Wednesday, October 26, 2011

The Manistee

This is a ship I've been wanting to get on this blog for a long time.  I don't know how many times I've seen her on boatnerd only to have it be at inopportune times.  Since I was coming home from the other office, I could make a stop by Detroit for a bit this time.
Unfortunately, the traffic doesn't like to cooperate and I was about to miss her.  The weather was also not cooperating so I had to bump up  the film speed.  Otherwise these pictures would have been blurrier.
The Manistee was built by the Great Lakes Engineering Works in River Rouge, MI during World War II.  She was the second of sixteen "Maritimer" class ships built during the war.  She was launched as the Adirondack in 1943.   She was later renamed the Richard J. Reiss in honor of the  company's owner.
In 1964, she was converted to a self unloader.  In 1986, her company was merged into the American Steamship Company and her name was shortened to the Richard Reiss.
In 1976, her powerplant was converted to diesel.  She is 620 feet long and can carry almost 15,000 tons of cargo.
In 2002, she was sold to the Oglebay Norton company where she retained her name.  In 2004, she was sold to the Grand River Navigation Company and in 2005 she was named the Manistee.  This would be the first time in 100 years that a no ship on the Great Lakes carried the Reiss name.

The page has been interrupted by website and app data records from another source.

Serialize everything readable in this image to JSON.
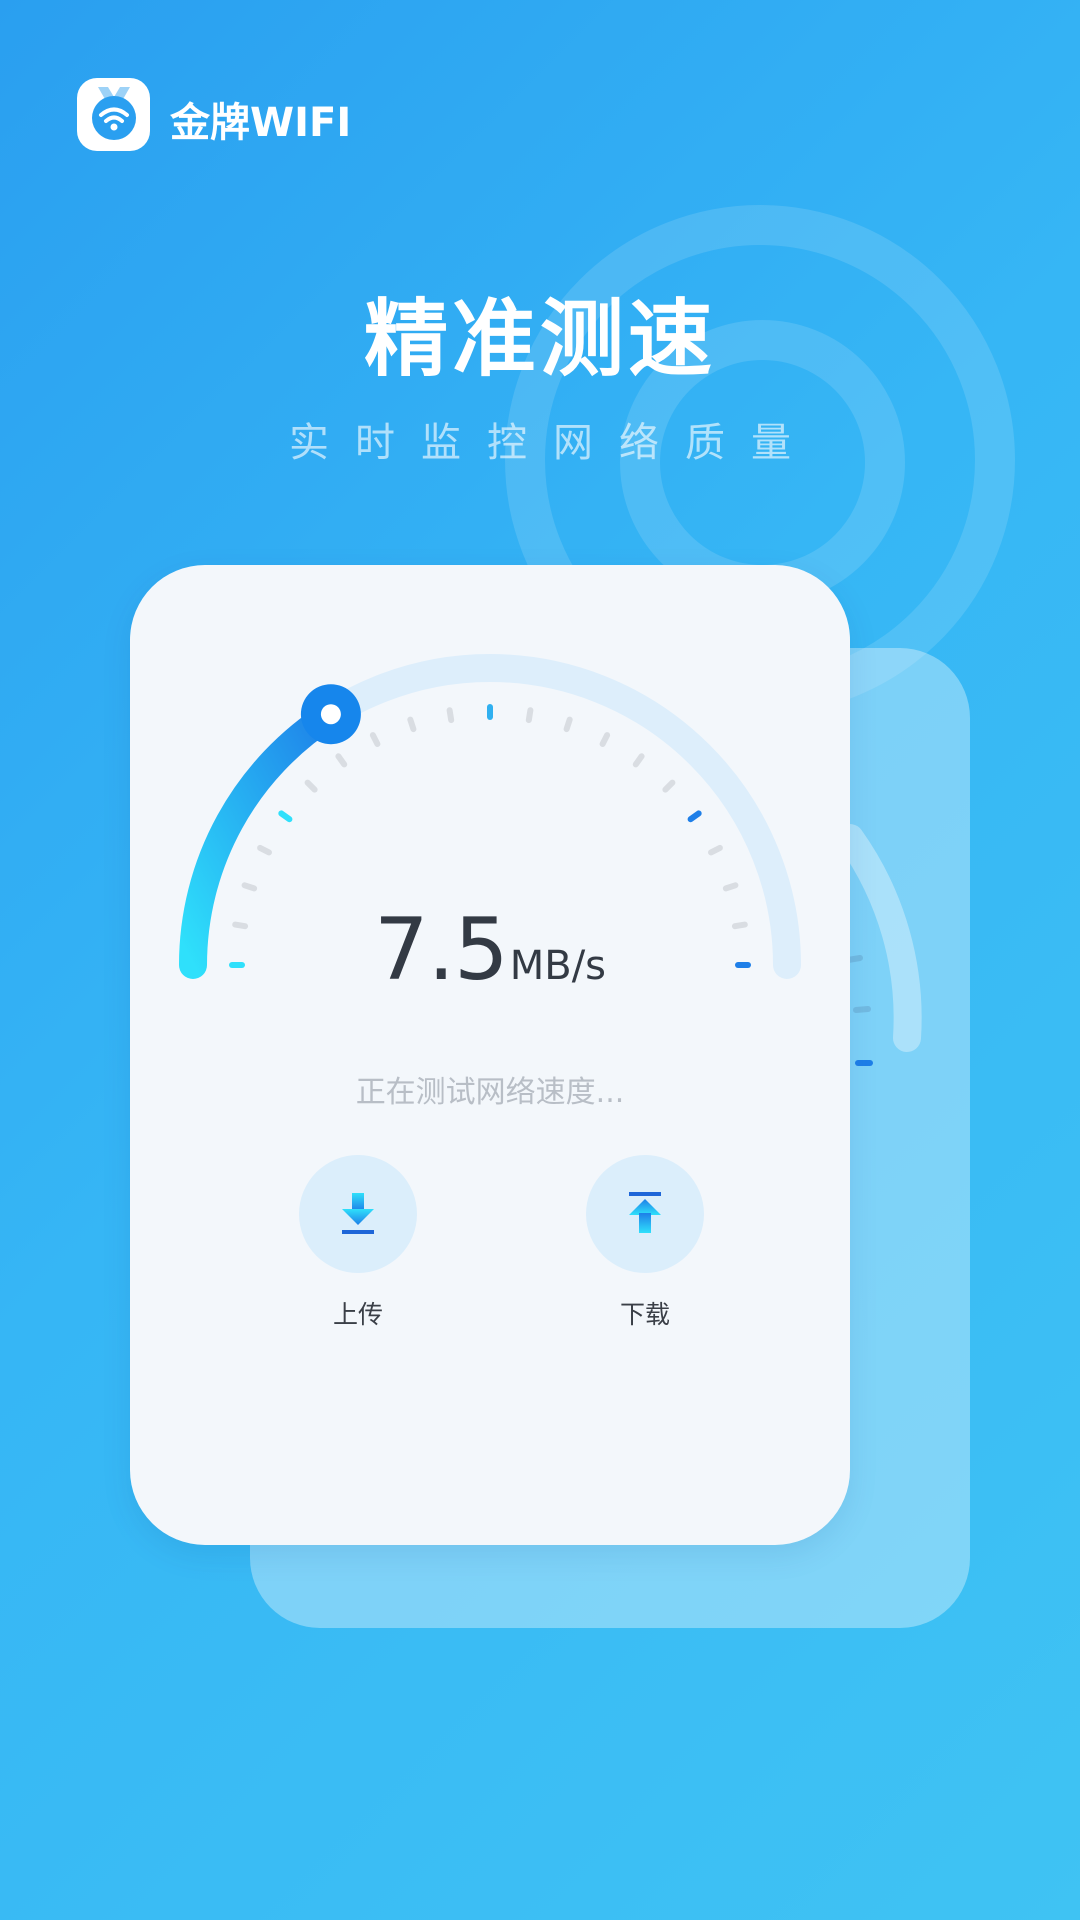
{
  "app": {
    "name": "金牌WIFI",
    "logo_icon": "wifi-medal-icon"
  },
  "hero": {
    "title": "精准测速",
    "subtitle": "实时监控网络质量"
  },
  "speedometer": {
    "speed_value": "7.5",
    "speed_unit": "MB/s",
    "status_text": "正在测试网络速度...",
    "progress_fraction": 0.32
  },
  "actions": [
    {
      "label": "上传",
      "icon": "download-arrow-icon"
    },
    {
      "label": "下载",
      "icon": "upload-arrow-icon"
    }
  ],
  "colors": {
    "background_start": "#2a9ff0",
    "background_end": "#3fc3f3",
    "gauge_gradient_start": "#2fe0fb",
    "gauge_gradient_end": "#1e7fe8",
    "gauge_track": "#ddeefb",
    "knob": "#1686ec",
    "card": "#f3f7fb",
    "action_circle": "#dbeefb"
  }
}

1 comment:

Isaac said...

Her history of ownership is complicated. She had been owned by ASC for most of her life, and in the 1980s was sold to Erie Sand Steamship Company. In 2003, Erie Sand was sold to Oglebay-Norton but Reiss remained under the Erie Sand banner. In 2005 she was sold to GRN. By the way, the "J" in her name was removed by Erie Sand because it shortened the name from 13 letters to 12 (superstition).